The VAT on bicycles and e-bikes will not be reduced to 6% in Belgium, according to a Royal Decree published in the Belgian Official Journal on Wednesday. Instead, the government now wants to use the reserved budget of 80 million euros for alternative mobility policies to promote cycling in commuting.
The House had unanimously approved a PS proposal to reduce VAT on bicycles and e-bikes from 21 to 6% in 2019. This was intended to encourage more people to opt for the bicycle as a means of transport for short and medium trips.
Change due to budgetary priorities
The measure only needed the approval of the European Commission. That was done at the end of 2021, but the government decided to retrace its steps. “Given the budgetary context, the government has decided, as part of an overall reassessment of budgetary priorities, to abolish the 6% preferential tariff scheme for bicycles, electric bicycles, and speed pedelecs […],” reads the Royal Decree.
The government now wants to use the reserved budget of 80 million euros per year for alternative mobility policies to promote cycling in commuting. This involves, for instance, an improvement of the bicycle allowance for commuting.
According to L’Echo, bicycle professionals are relieved about the government’s decision, although they give it a strange twist. “People who want to buy a bike will no longer delay their purchase decision, and dealers will be able to sell the bikes they had in stock,” says mobility federation Traxio.
The federation points out too many potential buyers had decided to put off buying, hoping to benefit from a reduction in VAT. However, many potential buyers are now disappointed because the VAT discount will not be introduced. They would undoubtedly have bought a bicycle with the discount anyway, while the purchase of a more expensive bicycle is not certain now, nor mentioned by the federation.
In any case: if the VAT rate is reduced, it is no guarantee that the price in the shops will also fall. Manufacturers could, for instance, raise their prices as a result. Moreover, bicycle manufacturers often have the same prices in different countries. Currently, the standard VAT rate of at least 15% applies in most states of the European Union.
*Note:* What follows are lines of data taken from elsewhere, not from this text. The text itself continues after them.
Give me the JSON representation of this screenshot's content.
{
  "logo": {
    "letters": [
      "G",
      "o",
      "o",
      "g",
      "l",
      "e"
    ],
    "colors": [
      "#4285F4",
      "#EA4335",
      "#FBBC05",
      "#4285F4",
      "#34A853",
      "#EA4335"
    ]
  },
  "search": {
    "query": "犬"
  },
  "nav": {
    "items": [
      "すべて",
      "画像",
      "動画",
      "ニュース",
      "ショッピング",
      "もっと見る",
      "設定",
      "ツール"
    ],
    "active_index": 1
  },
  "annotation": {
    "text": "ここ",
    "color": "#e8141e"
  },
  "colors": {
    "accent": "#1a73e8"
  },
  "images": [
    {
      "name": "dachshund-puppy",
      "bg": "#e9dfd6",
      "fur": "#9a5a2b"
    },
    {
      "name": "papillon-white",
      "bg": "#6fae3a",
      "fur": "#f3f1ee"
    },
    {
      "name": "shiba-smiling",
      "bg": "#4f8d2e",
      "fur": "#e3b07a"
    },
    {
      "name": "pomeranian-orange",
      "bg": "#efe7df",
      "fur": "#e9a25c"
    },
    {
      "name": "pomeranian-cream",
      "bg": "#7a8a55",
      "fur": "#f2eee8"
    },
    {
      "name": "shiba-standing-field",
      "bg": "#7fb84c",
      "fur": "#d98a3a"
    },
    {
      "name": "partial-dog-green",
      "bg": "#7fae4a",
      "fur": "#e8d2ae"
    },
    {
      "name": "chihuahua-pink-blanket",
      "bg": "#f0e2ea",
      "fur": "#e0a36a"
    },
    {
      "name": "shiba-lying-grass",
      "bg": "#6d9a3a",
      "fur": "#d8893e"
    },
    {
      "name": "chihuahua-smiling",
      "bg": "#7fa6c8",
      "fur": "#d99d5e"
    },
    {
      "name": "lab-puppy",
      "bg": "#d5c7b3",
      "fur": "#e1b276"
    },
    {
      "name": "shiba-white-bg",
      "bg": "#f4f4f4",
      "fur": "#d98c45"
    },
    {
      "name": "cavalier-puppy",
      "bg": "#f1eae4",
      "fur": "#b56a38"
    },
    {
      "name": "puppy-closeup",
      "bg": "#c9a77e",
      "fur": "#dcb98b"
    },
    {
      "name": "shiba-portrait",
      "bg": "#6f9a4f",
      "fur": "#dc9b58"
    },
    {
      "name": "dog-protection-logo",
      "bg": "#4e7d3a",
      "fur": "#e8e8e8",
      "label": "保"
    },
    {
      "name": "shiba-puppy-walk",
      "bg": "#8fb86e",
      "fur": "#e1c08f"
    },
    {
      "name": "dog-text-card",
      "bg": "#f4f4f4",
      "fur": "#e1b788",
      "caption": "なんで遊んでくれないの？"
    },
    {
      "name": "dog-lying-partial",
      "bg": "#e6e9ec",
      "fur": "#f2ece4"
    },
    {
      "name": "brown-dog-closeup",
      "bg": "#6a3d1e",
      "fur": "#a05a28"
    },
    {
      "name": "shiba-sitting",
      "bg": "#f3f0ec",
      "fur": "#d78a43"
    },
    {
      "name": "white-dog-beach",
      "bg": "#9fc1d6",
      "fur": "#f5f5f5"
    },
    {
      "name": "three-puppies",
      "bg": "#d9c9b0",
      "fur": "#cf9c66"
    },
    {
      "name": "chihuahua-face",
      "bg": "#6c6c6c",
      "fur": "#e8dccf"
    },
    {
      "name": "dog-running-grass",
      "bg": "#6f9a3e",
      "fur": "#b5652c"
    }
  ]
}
In a reaction on vrt.news, Wies Callens of the Cyclists Union (Fietsersbond) calls the decision regrettable. “We assumed that bicycles would no longer be regarded as a luxury product. That the budget would now go to bicycle allowances is a good thing, but it should have been a plus-and-plus story. There can be an excise reduction for oil products, but no VAT reduction for sustainable means of transport.”
Bicycle allowance is not compulsory
The point is also: neither the bicycle allowance for commuting nor the amount itself is compulsory but depends on the employer’s goodwill. There are plenty of examples of companies with a company car system but refuse to pay cycling allowances to their cycling employees.
For example, one in ten companies with more than 100 employees do not grant a bicycle allowance, and 26 joint committees still do not provide any incentives for bicycle use. On the other hand, in Flanders, 89% of companies with more than 100 employees grant a bicycle allowance, compared with 78% in Wallonia and 76% in Brussels. In general, 12,24% of Belgian workers got a bicycle allowance.
However, it is true that over a third of the 2 745 speed pedelecs sold in Flanders since the beginning of 2022, or almost 96% of the market, was purchased by leasing. This reduces the administrative formalities for the user and allows him to benefit from parafiscal advantages thanks to the mobility budget, for example.